Growing cucumbers can be a rewarding experience, but it’s important to avoid common mistakes that can hinder their growth and yield. Whether you are a beginner or an experienced gardener, understanding these mistakes and how to avoid them will help you produce healthy and abundant cucumber plants. In this article, we will discuss the top mistakes to avoid when growing cucumbers in 2023.
1. Planting in the Wrong Location
Cucumbers thrive in full sunlight, so it’s crucial to choose a location in your garden that receives at least 6-8 hours of direct sunlight per day. Avoid planting them in shaded areas or where they will be crowded by other plants. Insufficient sunlight can result in weak and leggy cucumber plants with poor fruit production.
2. Over or Underwatering
Proper watering is essential for the healthy growth of cucumber plants. Overwatering can lead to root rot and other fungal diseases, while underwatering can cause stress and stunted growth. Water the plants deeply, ensuring the soil is evenly moist but not waterlogged. Mulching around the plants can help retain moisture and prevent evaporation.
3. Poor Soil Preparation
Before planting cucumber seeds or seedlings, it’s important to prepare the soil properly. Cucumbers prefer well-draining soil rich in organic matter. Incorporate compost or well-rotted manure into the soil to improve its fertility and drainage. Avoid heavy clay soils that can retain too much moisture, leading to root problems.
4. Neglecting Proper Support
Cucumber plants are vigorous climbers that require proper support to grow vertically. Neglecting to provide support can result in tangled and sprawling plants, making it difficult to harvest the cucumbers. Install trellises, stakes, or cages at the time of planting to help the vines climb and keep the fruits off the ground.
5. Ignoring Pest and Disease Control
Cucumbers are susceptible to various pests and diseases, including aphids, cucumber beetles, powdery mildew, and bacterial wilt. Ignoring pest and disease control measures can lead to reduced yields and plant damage. Regularly inspect your plants for any signs of pests or diseases, and take appropriate measures such as using organic insecticides or fungicides.
6. Improper Pruning
Pruning cucumber plants can help improve air circulation, reduce the risk of diseases, and promote better fruit development. However, improper pruning can stress the plants and reduce overall yield. Only prune the lateral shoots and leaves that are blocking sunlight or overcrowding the plant. Avoid excessive pruning that can weaken the vines.
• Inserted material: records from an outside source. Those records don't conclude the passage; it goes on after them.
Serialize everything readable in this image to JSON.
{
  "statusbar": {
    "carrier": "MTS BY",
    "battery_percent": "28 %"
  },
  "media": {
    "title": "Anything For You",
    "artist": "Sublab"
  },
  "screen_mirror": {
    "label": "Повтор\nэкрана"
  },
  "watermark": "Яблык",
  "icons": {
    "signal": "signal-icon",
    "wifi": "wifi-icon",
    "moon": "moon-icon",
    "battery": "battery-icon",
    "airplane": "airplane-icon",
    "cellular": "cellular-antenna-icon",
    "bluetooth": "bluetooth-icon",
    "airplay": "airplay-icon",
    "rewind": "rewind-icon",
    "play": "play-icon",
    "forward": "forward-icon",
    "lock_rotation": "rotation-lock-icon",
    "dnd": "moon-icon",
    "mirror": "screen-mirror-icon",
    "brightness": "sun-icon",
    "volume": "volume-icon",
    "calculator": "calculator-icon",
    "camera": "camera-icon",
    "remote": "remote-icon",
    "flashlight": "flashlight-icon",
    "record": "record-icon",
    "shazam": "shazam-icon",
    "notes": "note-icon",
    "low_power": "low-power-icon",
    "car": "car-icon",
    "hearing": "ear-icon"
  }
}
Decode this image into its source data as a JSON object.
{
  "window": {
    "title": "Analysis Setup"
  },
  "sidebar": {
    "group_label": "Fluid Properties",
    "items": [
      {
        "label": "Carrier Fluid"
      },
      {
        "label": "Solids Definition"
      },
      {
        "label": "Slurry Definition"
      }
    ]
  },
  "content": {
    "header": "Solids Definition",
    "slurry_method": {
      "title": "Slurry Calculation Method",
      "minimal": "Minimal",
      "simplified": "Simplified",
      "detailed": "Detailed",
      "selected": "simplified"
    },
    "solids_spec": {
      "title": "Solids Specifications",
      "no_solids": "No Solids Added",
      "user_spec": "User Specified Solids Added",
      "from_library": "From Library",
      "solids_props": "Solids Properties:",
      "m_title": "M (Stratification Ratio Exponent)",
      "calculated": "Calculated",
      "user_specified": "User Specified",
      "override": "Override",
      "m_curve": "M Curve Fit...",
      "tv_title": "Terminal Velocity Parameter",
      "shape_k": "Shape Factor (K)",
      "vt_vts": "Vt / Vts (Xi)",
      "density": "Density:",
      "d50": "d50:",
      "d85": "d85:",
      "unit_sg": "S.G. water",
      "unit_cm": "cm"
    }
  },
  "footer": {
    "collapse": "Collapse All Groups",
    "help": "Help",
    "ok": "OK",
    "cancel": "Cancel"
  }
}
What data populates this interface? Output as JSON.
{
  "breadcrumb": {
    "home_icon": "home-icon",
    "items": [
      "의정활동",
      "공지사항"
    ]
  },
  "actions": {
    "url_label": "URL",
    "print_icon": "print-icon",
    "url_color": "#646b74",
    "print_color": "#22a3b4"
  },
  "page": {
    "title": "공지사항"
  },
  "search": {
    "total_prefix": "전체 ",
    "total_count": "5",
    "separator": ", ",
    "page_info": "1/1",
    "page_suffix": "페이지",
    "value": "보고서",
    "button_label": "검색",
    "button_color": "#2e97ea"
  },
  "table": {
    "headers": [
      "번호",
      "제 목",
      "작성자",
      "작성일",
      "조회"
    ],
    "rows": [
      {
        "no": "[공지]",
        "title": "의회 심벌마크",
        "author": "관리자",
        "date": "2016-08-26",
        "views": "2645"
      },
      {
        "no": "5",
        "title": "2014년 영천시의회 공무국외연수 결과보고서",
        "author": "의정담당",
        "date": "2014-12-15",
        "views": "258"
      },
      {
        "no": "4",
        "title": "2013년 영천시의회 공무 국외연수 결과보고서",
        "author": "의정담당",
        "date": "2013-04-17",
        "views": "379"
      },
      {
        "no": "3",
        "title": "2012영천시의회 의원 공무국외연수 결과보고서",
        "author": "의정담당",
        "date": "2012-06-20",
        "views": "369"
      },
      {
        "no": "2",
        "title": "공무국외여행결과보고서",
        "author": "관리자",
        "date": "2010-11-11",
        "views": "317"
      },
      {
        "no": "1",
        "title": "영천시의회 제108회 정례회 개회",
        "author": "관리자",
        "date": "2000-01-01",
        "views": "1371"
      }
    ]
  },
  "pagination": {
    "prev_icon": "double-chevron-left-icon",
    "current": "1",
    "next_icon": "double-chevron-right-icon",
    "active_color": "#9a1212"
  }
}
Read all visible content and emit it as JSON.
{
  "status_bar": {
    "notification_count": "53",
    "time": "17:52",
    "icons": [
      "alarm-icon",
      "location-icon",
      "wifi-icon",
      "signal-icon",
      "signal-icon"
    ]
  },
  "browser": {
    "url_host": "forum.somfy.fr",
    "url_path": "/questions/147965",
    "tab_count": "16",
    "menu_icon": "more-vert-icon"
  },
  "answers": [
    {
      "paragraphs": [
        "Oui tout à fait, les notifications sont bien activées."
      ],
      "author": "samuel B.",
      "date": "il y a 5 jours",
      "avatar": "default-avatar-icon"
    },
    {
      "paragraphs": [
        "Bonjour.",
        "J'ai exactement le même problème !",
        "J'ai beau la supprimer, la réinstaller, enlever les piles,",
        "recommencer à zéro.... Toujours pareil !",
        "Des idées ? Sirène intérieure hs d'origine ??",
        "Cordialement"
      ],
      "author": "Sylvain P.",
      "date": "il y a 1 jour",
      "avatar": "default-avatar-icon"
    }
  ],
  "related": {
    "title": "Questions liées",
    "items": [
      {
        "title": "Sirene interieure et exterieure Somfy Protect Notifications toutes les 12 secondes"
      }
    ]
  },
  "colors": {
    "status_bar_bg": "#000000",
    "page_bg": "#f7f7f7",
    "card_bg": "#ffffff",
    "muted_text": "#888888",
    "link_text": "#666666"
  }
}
Planting cucumber plants too close together can lead to overcrowding, which restricts air circulation and increases the risk of diseases. Allow adequate spacing between plants to ensure good airflow and sunlight penetration. This will also make it easier to harvest the cucumbers without damaging the surrounding plants.
8. Failing to Harvest Timely
Cucumbers should be harvested at the right time to ensure optimal taste and texture. Leaving them on the vine for too long can result in overripe cucumbers with a bitter taste. Check the plants regularly and harvest the cucumbers when they reach the desired size, usually around 6-8 inches in length for slicing cucumbers.
9. Not Rotating Crops
Continuous planting of cucumbers in the same location can deplete the soil of essential nutrients and increase the risk of diseases. Practice crop rotation by planting cucumbers in a different area of your garden each year. This helps maintain soil fertility and reduces the chances of pest and disease buildup.
By avoiding these common mistakes when growing cucumbers, you can ensure a successful and bountiful harvest. Remember to choose the right location, provide proper support, water consistently, and monitor for pests and diseases. With proper care and attention, you’ll be able to enjoy delicious, homegrown cucumbers throughout the growing season.